BEGIN Records for the task
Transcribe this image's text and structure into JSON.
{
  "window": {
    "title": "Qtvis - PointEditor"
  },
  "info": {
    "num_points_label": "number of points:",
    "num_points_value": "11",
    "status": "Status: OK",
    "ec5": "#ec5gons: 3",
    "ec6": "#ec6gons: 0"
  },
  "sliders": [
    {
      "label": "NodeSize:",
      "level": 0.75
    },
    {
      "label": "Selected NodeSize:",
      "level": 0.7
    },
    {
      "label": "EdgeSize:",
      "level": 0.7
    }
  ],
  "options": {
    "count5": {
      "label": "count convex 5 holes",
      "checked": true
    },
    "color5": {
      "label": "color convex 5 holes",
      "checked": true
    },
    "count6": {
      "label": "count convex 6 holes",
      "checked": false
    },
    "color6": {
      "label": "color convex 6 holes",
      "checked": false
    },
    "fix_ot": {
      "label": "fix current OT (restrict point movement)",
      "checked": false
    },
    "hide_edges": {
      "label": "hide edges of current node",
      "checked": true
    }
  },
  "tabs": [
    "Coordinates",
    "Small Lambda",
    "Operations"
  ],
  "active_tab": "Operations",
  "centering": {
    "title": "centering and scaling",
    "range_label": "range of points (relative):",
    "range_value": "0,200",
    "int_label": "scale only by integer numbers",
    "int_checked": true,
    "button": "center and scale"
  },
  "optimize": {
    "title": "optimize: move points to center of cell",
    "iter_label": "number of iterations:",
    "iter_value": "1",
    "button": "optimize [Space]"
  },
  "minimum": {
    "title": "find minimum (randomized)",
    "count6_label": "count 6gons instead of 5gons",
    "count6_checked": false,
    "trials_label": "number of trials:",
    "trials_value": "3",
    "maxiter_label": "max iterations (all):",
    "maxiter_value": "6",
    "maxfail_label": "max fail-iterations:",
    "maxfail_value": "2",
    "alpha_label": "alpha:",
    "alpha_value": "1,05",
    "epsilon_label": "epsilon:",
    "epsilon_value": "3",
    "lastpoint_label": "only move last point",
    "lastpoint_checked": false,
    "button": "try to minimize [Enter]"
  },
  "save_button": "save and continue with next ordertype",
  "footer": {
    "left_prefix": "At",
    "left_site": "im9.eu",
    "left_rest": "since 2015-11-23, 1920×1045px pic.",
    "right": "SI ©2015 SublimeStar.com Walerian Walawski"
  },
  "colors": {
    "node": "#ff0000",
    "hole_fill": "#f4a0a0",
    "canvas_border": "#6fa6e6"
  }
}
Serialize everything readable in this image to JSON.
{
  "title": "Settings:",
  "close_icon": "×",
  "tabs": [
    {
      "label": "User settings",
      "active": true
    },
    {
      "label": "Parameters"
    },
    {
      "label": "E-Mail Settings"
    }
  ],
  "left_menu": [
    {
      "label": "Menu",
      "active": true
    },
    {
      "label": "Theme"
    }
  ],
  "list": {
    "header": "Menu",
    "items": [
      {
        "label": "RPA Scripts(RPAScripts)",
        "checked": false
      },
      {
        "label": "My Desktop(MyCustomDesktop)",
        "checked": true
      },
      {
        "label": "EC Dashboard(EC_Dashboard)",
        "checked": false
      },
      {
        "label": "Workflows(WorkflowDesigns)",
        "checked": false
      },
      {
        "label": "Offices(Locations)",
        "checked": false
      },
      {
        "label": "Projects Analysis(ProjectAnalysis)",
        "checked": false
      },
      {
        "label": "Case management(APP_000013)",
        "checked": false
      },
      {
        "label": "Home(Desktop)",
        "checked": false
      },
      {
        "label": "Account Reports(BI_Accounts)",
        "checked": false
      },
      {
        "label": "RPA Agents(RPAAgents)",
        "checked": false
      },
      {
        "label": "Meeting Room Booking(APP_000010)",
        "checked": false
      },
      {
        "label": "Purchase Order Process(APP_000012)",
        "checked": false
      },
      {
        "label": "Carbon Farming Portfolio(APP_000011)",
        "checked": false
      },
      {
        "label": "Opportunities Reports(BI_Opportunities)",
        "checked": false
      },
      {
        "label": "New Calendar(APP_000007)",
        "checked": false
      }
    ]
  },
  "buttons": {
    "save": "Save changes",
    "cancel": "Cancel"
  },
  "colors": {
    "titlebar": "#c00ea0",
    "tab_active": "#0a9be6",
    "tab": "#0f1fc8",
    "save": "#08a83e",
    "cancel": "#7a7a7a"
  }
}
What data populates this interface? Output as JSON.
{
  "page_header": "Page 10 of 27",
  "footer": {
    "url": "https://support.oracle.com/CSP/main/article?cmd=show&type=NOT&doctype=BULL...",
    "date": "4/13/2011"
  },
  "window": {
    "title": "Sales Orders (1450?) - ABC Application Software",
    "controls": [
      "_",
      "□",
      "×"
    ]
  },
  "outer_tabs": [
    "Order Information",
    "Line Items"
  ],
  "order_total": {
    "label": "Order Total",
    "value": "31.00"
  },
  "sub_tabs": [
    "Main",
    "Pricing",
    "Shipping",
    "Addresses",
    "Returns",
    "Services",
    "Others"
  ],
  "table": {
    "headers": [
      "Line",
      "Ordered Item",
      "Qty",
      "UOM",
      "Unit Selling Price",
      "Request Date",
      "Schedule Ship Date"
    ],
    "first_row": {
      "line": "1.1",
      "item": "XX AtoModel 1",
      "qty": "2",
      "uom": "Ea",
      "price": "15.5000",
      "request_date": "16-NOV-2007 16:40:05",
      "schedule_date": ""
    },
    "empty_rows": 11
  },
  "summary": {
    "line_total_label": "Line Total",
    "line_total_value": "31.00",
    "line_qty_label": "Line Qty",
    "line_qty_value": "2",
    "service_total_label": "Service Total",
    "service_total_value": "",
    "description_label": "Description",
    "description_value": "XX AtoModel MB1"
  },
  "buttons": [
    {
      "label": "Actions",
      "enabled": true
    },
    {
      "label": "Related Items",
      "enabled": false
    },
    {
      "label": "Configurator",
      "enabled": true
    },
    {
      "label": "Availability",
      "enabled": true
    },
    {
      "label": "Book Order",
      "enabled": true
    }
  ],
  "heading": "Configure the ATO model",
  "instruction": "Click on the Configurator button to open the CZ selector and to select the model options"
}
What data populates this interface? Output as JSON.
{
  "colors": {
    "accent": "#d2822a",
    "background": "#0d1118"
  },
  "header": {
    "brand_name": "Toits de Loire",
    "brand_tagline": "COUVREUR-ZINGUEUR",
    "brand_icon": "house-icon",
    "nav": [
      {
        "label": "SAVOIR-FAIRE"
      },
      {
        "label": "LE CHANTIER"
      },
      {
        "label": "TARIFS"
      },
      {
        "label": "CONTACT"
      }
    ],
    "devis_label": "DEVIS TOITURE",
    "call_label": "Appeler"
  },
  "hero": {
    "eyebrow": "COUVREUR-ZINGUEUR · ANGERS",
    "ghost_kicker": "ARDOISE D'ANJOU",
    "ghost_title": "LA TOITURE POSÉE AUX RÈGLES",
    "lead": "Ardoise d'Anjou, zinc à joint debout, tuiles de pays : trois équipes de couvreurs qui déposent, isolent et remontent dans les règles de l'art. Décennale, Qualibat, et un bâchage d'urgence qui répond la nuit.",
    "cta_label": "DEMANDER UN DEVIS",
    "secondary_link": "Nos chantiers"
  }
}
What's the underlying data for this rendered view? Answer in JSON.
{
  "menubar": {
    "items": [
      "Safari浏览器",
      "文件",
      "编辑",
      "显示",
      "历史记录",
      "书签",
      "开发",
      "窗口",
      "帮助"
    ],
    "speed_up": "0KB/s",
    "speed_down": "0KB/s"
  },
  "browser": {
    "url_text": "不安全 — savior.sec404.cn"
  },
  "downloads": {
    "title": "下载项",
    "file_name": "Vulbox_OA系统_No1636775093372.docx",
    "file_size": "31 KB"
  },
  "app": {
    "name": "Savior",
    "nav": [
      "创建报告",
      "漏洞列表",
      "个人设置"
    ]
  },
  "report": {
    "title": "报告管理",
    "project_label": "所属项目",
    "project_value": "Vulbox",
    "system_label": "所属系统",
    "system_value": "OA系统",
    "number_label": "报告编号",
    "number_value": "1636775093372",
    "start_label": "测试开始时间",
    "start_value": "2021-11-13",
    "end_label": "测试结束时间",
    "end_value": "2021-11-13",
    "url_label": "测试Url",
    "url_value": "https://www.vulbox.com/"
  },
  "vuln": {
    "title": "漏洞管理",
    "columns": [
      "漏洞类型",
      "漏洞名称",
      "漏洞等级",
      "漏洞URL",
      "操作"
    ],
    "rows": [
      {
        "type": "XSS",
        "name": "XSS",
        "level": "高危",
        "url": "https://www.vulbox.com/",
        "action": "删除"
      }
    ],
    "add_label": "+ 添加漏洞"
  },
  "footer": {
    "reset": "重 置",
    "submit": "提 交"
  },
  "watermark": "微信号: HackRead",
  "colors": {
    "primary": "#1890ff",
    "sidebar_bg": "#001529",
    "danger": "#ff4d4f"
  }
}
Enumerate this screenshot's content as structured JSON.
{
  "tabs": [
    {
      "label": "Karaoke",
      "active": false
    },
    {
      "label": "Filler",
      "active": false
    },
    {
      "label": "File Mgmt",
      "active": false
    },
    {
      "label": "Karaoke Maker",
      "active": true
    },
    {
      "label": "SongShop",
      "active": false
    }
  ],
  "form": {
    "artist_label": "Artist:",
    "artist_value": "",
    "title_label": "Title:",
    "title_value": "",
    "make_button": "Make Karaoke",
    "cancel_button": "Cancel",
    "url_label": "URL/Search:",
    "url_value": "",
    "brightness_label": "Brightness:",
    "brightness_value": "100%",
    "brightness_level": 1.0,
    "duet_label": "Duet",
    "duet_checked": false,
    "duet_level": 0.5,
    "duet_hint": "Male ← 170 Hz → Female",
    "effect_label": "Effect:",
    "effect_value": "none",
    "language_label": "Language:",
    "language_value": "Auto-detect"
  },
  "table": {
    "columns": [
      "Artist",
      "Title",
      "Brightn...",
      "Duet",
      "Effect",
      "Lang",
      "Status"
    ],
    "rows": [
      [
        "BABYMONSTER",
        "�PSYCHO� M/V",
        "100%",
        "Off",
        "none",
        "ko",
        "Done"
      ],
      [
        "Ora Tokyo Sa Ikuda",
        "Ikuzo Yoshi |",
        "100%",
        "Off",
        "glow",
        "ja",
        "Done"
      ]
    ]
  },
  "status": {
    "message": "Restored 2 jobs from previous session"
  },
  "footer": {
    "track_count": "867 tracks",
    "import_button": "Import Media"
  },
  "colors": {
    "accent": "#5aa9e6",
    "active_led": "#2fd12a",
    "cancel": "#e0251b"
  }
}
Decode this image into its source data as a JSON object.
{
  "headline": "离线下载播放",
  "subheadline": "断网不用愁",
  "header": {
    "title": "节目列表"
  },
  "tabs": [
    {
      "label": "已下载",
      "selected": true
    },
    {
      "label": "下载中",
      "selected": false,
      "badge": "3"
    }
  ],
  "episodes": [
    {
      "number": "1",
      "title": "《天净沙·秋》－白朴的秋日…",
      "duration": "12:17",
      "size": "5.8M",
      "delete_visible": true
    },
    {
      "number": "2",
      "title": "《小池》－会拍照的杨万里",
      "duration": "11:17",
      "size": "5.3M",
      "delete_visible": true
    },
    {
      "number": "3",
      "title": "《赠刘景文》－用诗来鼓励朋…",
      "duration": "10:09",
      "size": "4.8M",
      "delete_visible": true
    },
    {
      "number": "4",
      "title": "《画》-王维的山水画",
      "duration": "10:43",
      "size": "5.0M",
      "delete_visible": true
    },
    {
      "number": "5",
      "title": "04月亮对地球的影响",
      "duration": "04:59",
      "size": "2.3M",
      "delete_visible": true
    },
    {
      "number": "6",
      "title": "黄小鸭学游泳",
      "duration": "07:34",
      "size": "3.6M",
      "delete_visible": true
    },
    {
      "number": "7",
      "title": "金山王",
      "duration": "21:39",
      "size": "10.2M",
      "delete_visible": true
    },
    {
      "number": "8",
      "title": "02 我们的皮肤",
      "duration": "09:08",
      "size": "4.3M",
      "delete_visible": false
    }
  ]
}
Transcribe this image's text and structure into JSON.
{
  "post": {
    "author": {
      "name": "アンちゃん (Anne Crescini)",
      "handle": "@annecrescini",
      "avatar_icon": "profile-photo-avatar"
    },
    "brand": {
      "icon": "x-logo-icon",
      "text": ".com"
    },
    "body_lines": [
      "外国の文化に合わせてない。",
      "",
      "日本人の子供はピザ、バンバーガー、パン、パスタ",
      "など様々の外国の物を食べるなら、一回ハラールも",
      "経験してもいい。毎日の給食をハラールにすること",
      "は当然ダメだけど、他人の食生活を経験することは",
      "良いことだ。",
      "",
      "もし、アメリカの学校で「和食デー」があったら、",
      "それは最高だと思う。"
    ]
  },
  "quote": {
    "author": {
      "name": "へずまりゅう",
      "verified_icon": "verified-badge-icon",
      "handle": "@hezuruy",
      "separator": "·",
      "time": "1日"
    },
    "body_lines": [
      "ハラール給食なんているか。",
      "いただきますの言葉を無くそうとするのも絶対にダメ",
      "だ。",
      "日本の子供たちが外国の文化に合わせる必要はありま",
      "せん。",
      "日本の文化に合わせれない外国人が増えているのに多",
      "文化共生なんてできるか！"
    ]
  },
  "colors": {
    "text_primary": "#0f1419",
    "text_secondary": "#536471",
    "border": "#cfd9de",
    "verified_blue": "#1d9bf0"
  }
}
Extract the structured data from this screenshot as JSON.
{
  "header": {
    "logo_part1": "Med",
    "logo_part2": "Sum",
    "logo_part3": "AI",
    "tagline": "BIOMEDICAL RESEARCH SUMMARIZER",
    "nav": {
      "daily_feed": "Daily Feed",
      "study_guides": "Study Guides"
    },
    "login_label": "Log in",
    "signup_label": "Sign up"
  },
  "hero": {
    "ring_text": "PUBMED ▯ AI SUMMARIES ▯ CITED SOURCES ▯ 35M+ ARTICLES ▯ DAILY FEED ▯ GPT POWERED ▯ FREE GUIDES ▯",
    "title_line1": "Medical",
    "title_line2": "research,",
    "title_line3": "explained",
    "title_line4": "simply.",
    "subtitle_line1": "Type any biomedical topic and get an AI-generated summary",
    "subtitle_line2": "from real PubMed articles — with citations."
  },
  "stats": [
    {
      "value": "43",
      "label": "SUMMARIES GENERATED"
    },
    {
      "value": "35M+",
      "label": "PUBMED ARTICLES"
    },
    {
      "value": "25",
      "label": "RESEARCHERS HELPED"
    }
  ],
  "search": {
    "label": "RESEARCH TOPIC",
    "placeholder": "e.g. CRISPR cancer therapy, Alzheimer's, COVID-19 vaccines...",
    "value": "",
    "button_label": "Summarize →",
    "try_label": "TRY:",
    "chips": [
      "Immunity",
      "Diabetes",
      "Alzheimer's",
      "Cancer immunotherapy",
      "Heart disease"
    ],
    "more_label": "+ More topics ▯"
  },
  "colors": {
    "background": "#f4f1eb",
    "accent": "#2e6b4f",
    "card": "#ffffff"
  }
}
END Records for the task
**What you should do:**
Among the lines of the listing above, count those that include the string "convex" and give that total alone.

**Response for this exercise:**
4